**Data records**
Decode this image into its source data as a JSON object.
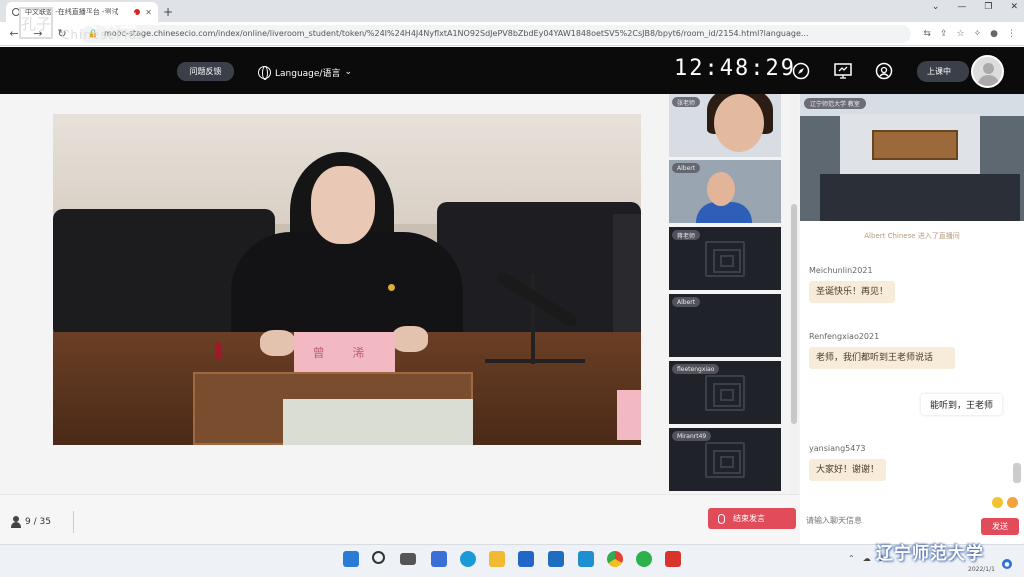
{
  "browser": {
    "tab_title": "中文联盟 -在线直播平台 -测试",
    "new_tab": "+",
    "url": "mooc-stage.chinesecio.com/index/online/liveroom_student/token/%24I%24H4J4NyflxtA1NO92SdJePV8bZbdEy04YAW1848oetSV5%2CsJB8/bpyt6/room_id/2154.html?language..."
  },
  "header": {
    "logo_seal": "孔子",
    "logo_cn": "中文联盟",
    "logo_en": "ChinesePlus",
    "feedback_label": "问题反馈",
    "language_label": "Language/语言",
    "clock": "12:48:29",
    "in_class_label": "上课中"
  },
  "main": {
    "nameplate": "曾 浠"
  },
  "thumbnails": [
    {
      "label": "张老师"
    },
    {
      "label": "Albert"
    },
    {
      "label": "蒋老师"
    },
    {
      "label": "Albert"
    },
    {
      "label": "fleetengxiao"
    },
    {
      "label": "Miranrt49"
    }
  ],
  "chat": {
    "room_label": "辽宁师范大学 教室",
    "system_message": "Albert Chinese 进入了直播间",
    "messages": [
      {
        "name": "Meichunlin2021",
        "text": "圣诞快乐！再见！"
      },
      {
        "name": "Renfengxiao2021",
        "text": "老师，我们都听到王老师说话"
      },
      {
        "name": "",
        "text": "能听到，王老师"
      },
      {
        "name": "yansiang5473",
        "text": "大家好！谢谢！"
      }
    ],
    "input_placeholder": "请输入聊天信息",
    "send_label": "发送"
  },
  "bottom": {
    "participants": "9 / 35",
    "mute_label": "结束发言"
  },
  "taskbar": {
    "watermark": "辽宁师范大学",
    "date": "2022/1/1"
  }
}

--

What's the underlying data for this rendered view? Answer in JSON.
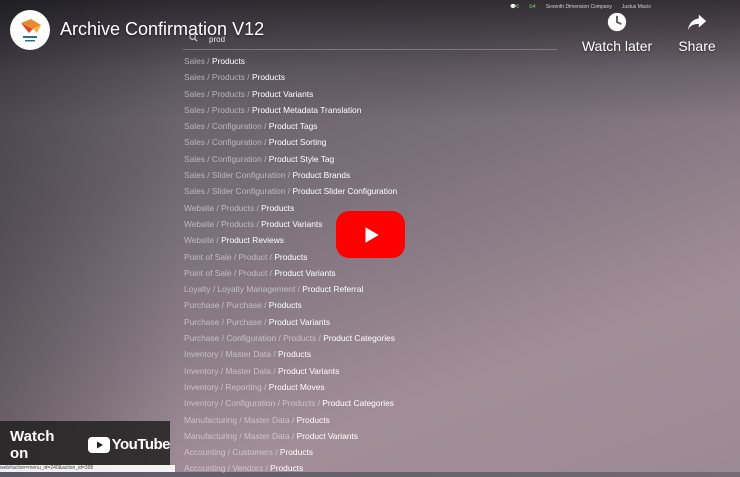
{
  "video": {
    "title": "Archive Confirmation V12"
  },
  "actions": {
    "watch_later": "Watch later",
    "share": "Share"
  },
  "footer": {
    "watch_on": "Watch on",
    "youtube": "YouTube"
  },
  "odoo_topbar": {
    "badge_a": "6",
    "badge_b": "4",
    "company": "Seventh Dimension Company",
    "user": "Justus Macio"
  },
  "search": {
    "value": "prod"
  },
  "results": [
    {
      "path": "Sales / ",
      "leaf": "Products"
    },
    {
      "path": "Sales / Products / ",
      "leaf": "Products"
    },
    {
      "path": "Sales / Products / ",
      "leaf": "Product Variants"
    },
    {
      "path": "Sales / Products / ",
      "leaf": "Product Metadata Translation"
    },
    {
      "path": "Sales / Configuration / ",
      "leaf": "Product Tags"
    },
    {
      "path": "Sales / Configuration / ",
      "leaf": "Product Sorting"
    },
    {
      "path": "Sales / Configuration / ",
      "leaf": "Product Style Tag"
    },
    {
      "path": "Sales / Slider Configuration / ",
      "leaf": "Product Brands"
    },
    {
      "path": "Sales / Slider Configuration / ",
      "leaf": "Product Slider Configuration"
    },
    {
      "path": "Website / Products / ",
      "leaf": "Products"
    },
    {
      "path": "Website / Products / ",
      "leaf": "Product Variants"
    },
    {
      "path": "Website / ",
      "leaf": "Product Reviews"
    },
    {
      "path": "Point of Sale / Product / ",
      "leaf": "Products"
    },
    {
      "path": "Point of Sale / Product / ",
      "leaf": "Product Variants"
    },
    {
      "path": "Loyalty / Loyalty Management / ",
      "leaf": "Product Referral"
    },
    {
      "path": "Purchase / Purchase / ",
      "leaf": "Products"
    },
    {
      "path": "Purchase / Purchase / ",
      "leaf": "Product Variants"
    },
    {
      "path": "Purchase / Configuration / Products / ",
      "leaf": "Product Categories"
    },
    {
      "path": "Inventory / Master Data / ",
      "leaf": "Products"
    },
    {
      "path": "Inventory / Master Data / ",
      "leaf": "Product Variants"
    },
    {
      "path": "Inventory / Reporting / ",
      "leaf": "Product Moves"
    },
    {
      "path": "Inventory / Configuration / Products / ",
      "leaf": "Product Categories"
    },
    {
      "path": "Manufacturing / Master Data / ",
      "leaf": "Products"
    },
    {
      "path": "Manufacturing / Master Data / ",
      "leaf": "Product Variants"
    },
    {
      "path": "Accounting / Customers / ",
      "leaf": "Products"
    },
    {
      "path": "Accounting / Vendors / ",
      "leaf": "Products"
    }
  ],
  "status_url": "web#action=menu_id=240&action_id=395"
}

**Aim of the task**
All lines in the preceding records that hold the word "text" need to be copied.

**Exercise result**
        "text": "圣诞快乐！再见！"
        "text": "老师，我们都听到王老师说话"
        "text": "能听到，王老师"
        "text": "大家好！谢谢！"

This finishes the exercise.